_EXERCISE OBJECTIVE_
Please output the following records exactly. Leave every image out.

────────────────────

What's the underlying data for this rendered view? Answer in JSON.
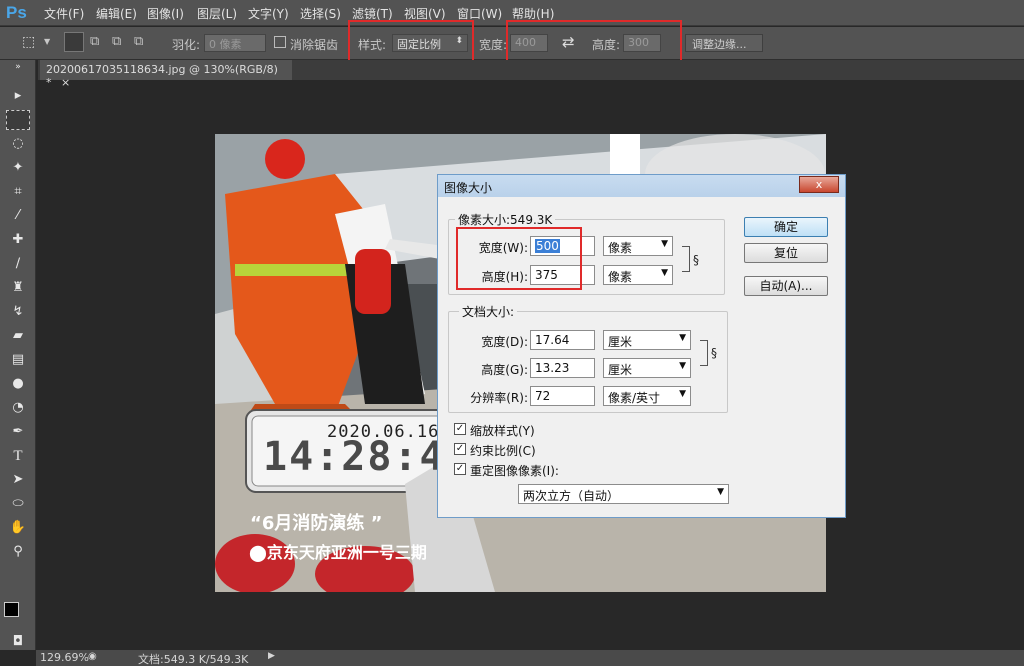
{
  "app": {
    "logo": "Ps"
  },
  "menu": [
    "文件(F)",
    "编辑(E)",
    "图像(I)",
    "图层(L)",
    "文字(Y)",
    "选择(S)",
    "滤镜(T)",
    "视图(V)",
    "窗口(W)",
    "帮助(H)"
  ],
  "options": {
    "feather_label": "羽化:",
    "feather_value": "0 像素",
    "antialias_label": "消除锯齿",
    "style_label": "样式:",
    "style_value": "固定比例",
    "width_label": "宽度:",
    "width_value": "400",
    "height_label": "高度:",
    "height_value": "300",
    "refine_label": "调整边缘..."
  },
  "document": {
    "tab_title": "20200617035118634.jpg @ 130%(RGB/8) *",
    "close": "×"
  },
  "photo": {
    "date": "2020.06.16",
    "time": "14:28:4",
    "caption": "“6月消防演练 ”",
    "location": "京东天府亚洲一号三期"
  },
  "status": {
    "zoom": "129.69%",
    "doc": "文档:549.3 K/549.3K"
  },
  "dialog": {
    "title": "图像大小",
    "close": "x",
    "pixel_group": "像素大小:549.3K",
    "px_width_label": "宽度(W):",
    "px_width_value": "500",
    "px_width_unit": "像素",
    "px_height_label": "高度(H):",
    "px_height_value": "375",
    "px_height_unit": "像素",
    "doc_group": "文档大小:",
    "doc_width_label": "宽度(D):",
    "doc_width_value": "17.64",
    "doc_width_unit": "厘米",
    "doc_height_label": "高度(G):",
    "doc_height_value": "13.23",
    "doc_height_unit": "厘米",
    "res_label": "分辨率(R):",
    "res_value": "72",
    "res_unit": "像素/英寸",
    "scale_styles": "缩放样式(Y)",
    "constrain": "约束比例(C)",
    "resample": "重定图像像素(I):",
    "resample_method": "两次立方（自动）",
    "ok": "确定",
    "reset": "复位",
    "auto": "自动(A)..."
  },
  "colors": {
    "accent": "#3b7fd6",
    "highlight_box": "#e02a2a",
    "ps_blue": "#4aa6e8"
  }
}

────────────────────

_YOUR RESPONSE_
What's the underlying data for this rendered view? Answer in JSON.
{
  "app": {
    "logo": "Ps"
  },
  "menu": [
    "文件(F)",
    "编辑(E)",
    "图像(I)",
    "图层(L)",
    "文字(Y)",
    "选择(S)",
    "滤镜(T)",
    "视图(V)",
    "窗口(W)",
    "帮助(H)"
  ],
  "options": {
    "feather_label": "羽化:",
    "feather_value": "0 像素",
    "antialias_label": "消除锯齿",
    "style_label": "样式:",
    "style_value": "固定比例",
    "width_label": "宽度:",
    "width_value": "400",
    "height_label": "高度:",
    "height_value": "300",
    "refine_label": "调整边缘..."
  },
  "document": {
    "tab_title": "20200617035118634.jpg @ 130%(RGB/8) *",
    "close": "×"
  },
  "photo": {
    "date": "2020.06.16",
    "time": "14:28:4",
    "caption": "“6月消防演练 ”",
    "location": "京东天府亚洲一号三期"
  },
  "status": {
    "zoom": "129.69%",
    "doc": "文档:549.3 K/549.3K"
  },
  "dialog": {
    "title": "图像大小",
    "close": "x",
    "pixel_group": "像素大小:549.3K",
    "px_width_label": "宽度(W):",
    "px_width_value": "500",
    "px_width_unit": "像素",
    "px_height_label": "高度(H):",
    "px_height_value": "375",
    "px_height_unit": "像素",
    "doc_group": "文档大小:",
    "doc_width_label": "宽度(D):",
    "doc_width_value": "17.64",
    "doc_width_unit": "厘米",
    "doc_height_label": "高度(G):",
    "doc_height_value": "13.23",
    "doc_height_unit": "厘米",
    "res_label": "分辨率(R):",
    "res_value": "72",
    "res_unit": "像素/英寸",
    "scale_styles": "缩放样式(Y)",
    "constrain": "约束比例(C)",
    "resample": "重定图像像素(I):",
    "resample_method": "两次立方（自动）",
    "ok": "确定",
    "reset": "复位",
    "auto": "自动(A)..."
  },
  "colors": {
    "accent": "#3b7fd6",
    "highlight_box": "#e02a2a",
    "ps_blue": "#4aa6e8"
  }
}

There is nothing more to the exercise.